WFMAD Day 28 – bitchin

Bitch is the best name for a magazine ever.  Hands down.  Next time you see it on the newsstand, buy a copy. Next time you are puzzled about what to give someone who would love a "smart, snarky, hilarious, and feminist response to popular culture" you should buy them a subscription.

The Bitch blog has one of the best interviews with me. Thank you, Ellen Papazian, for asking awesome questions.

What do you think about it? Let them know in the comments section of their blog and/or here. They are also looking for suggestions about other YA novelists to interview? Whom do you think?


Today’s advice: "I am not a writer except when I write."  Juan Carlos Onetti 


Today’s prompt: Movement = story.

Today you are going to take a walk. Or a run. Or you are going to draw circles on a sidewalk and hop between them. If all else fails, you are going to close your eyes and rock back and forth.

The movement of your body will help move your story. I swear.

You have a mantra to repeat while you are moving your body through space and your mind through time. Here it is.

_________________ (insert name of character)  wants  __________________ (insert character’s desire), but  then ________   (something)  happens and ___________ (make up something)

You might want to write this mantra on your hand. On a piece of paper at the least.

Ideally? You are going to say this out loud. Over and over again.

Once you have filled in the blanks, repeat it, dreaming up another scene.
You might feel dumb, but who cares? You are creating art. Your are summoning ideas out of the ether. You are entitled to look and feel a little silly, if that’s what it takes.

Warning: be prepared to be flooded with ideas. If this happens, you have permission to stop moving and write them down. But start moving again the instant your mind starts to wander.

Scribble….Scribble…. Scribble…

WFMAD Day 27 – talking heads

I still feel pretty punky, but managed to make some headway on my novel yesterday, which makes up for a lot of internal ickiness. I also started a large map of the territory of the book. There are several scenes in which I’ve written (this is the craptascular first draft, remember): "MC goes from Point A to Point B. Insert interesting details of his path." I imagine my editor and reader are going to expect me to actually make that stuff up and insert it. I’ll work on that today.

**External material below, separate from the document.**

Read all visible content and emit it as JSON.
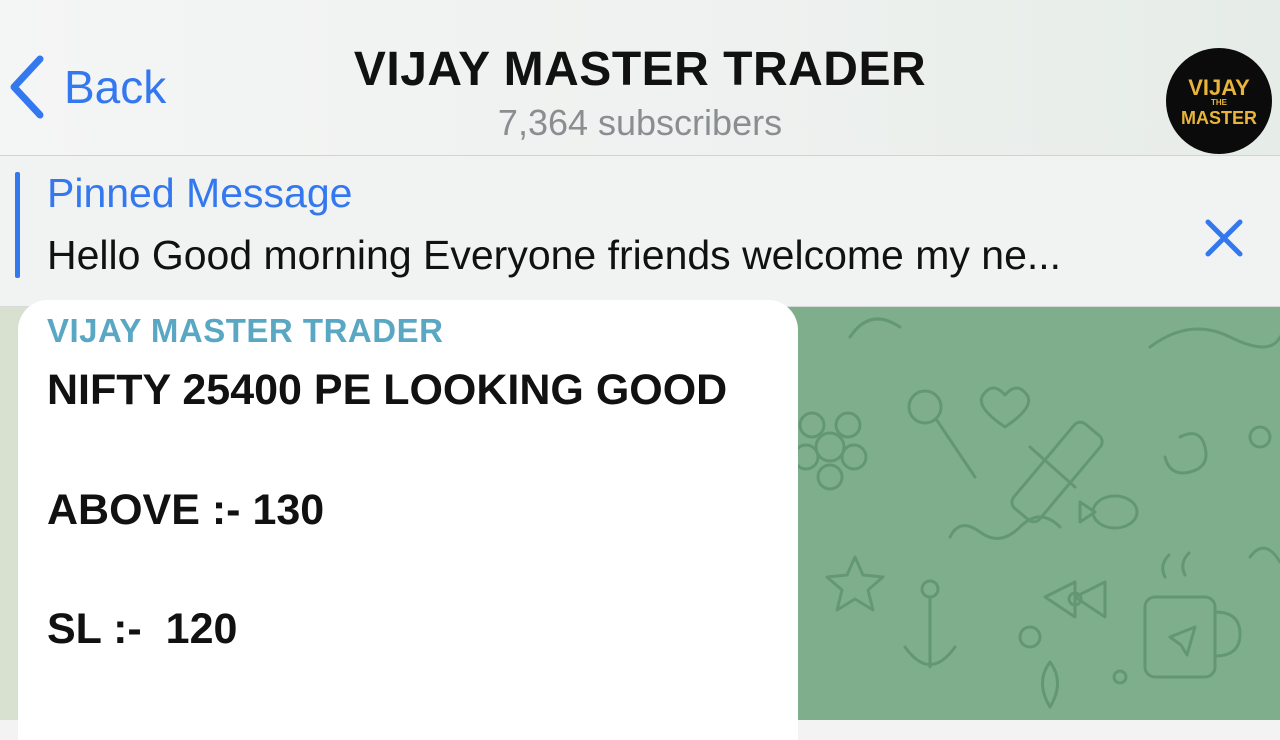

Do you have a Creature With Fangs, like mine, who has an unseemly need to be adored by millions? Enter this contest.

I have hundreds of cherry tomatoes. Anyone have a good recipe?

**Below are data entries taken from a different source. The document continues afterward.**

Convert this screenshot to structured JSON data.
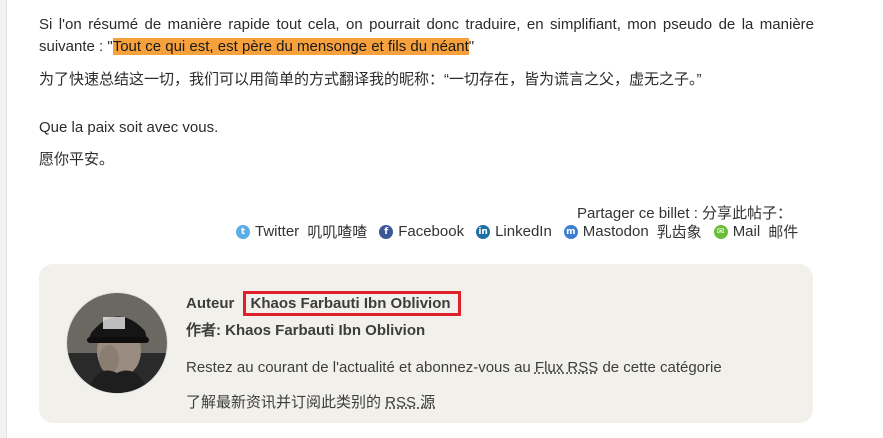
{
  "article": {
    "p1_before": "Si l'on résumé de manière rapide tout cela, on pourrait donc traduire, en simplifiant, mon pseudo de la manière suivante : \"",
    "p1_highlight": "Tout ce qui est, est père du mensonge et fils du néant",
    "p1_after": "\"",
    "p2": "为了快速总结这一切，我们可以用简单的方式翻译我的昵称：“一切存在，皆为谎言之父，虚无之子。”",
    "p3": "Que la paix soit avec vous.",
    "p4": "愿你平安。"
  },
  "share": {
    "title": "Partager ce billet :  分享此帖子：",
    "items": [
      {
        "icon": "twitter-icon",
        "label": "Twitter",
        "label_cn": "叽叽喳喳"
      },
      {
        "icon": "facebook-icon",
        "label": "Facebook"
      },
      {
        "icon": "linkedin-icon",
        "label": "LinkedIn"
      },
      {
        "icon": "mastodon-icon",
        "label": "Mastodon",
        "label_cn": "乳齿象"
      },
      {
        "icon": "mail-icon",
        "label": "Mail",
        "label_cn": "邮件"
      }
    ]
  },
  "author": {
    "label_fr": "Auteur",
    "name": "Khaos Farbauti Ibn Oblivion",
    "line_cn": "作者: Khaos Farbauti Ibn Oblivion",
    "rss_fr_before": "Restez au courant de l'actualité et abonnez-vous au ",
    "rss_fr_link": "Flux RSS",
    "rss_fr_after": " de cette catégorie",
    "rss_cn_before": "了解最新资讯并订阅此类别的 ",
    "rss_cn_link": "RSS 源"
  },
  "colors": {
    "highlight": "#f7a13d",
    "author_box_bg": "#f1f0eb",
    "annotation_border": "#e0202a"
  }
}
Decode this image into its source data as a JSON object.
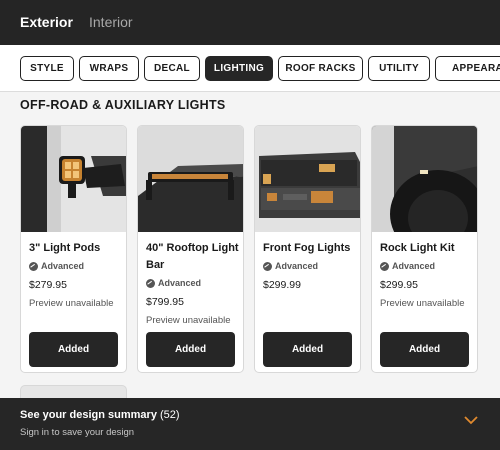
{
  "header": {
    "tabs": [
      {
        "label": "Exterior",
        "active": true
      },
      {
        "label": "Interior",
        "active": false
      }
    ]
  },
  "filters": [
    {
      "label": "STYLE",
      "active": false
    },
    {
      "label": "WRAPS",
      "active": false
    },
    {
      "label": "DECAL",
      "active": false
    },
    {
      "label": "LIGHTING",
      "active": true
    },
    {
      "label": "ROOF RACKS",
      "active": false
    },
    {
      "label": "UTILITY",
      "active": false
    },
    {
      "label": "APPEARAN",
      "active": false
    }
  ],
  "section": {
    "title": "OFF-ROAD & AUXILIARY LIGHTS"
  },
  "products": [
    {
      "name": "3\" Light Pods",
      "badge": "Advanced",
      "price": "$279.95",
      "note": "Preview unavailable",
      "button": "Added",
      "image_icon": "light-pod-image"
    },
    {
      "name": "40\" Rooftop Light Bar",
      "badge": "Advanced",
      "price": "$799.95",
      "note": "Preview unavailable",
      "button": "Added",
      "image_icon": "rooftop-light-bar-image"
    },
    {
      "name": "Front Fog Lights",
      "badge": "Advanced",
      "price": "$299.99",
      "note": "",
      "button": "Added",
      "image_icon": "fog-lights-image"
    },
    {
      "name": "Rock Light Kit",
      "badge": "Advanced",
      "price": "$299.95",
      "note": "Preview unavailable",
      "button": "Added",
      "image_icon": "rock-light-image"
    }
  ],
  "summary": {
    "title": "See your design summary",
    "count": "(52)",
    "subtitle": "Sign in to save your design",
    "chevron_icon": "chevron-down-icon"
  },
  "colors": {
    "dark": "#262626",
    "accent": "#e08a2e",
    "background": "#f4f4f4"
  }
}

Today’s advice: "Discipline is the refining fire by which talent becomes ability."


Today’s prompt: Elizabeth George (Write Away) has a wonderful technique to get rid of those pages of dialog that meander along until your reader fears she has accidentally picked up a screenplay.

George calls them THADs: Talking Head Avoidance Devices.

You are going to make up a bunch of them.

Think about your MC’s life, and where and when she has conversations. Brainstorm 50 different kinds of actions that might reasonably take place while she is talking.

Hint: setting often determines action. If you are not clear about the What The Heck Is She Doing in a scene, first insert more details of the setting. That should get you going.

Scribble….Scribble…. Scribble…